# Work to be completed:
Each line below containing the word "name" needs to be shown.

Dataset rows describing interfaces:
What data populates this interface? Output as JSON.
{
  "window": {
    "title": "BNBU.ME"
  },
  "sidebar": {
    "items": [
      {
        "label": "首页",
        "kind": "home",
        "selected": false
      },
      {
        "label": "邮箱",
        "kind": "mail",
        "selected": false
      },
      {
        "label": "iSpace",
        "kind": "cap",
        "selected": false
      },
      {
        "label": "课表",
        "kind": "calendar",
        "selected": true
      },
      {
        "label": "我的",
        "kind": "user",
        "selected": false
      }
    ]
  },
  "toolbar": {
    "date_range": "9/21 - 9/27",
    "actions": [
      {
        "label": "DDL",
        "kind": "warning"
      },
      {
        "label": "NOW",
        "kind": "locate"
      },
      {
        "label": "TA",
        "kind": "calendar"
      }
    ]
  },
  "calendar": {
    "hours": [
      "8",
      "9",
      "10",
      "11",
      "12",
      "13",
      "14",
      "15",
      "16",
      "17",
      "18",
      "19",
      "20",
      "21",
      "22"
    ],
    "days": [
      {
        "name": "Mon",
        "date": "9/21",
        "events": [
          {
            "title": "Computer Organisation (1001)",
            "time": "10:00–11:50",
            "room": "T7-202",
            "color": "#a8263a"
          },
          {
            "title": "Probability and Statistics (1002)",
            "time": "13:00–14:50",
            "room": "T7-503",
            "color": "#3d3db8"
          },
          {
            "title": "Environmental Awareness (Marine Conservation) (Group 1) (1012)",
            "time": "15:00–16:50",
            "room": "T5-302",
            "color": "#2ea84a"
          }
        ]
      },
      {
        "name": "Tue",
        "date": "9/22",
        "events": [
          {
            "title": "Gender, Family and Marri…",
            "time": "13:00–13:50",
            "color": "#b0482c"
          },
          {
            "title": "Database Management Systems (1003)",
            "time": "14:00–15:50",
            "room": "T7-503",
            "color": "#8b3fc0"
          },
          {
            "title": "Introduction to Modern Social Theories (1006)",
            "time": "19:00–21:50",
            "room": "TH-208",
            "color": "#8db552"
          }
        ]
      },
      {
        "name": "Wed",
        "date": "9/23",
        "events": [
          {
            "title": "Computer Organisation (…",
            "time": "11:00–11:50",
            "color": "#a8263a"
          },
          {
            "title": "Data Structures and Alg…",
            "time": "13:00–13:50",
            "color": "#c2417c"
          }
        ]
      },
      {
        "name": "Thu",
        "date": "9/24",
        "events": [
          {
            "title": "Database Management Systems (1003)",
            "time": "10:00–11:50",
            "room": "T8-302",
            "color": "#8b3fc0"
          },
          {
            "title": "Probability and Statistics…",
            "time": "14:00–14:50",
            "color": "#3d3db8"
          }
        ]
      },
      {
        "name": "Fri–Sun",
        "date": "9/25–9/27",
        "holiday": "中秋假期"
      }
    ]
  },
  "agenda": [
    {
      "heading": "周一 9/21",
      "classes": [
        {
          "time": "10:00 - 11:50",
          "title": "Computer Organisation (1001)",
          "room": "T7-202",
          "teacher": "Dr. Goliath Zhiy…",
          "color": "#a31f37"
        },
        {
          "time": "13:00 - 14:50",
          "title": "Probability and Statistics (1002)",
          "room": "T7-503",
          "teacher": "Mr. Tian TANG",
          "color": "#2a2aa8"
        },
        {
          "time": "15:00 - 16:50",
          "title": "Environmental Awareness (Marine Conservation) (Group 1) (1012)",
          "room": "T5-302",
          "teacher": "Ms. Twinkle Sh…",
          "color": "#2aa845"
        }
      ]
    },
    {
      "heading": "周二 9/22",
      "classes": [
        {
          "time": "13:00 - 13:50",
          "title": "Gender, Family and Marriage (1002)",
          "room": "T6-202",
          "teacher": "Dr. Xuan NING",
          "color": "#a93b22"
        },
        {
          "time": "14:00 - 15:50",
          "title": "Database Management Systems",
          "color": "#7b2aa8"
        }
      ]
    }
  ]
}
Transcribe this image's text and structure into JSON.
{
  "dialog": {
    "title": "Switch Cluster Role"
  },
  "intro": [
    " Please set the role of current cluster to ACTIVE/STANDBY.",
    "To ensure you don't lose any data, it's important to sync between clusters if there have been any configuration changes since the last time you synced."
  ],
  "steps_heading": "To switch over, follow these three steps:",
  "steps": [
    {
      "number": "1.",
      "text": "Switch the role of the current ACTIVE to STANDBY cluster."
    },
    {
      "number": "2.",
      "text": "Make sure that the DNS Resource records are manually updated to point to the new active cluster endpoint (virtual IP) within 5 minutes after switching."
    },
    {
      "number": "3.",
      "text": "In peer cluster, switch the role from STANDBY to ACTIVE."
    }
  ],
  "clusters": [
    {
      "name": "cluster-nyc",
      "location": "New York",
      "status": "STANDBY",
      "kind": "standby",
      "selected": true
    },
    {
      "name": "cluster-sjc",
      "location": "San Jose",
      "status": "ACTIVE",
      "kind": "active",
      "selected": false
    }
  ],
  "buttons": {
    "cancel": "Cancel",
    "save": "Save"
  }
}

# Result:
        "name": "Mon",
        "name": "Tue",
        "name": "Wed",
        "name": "Thu",
        "name": "Fri–Sun",
      "name": "cluster-nyc",
      "name": "cluster-sjc",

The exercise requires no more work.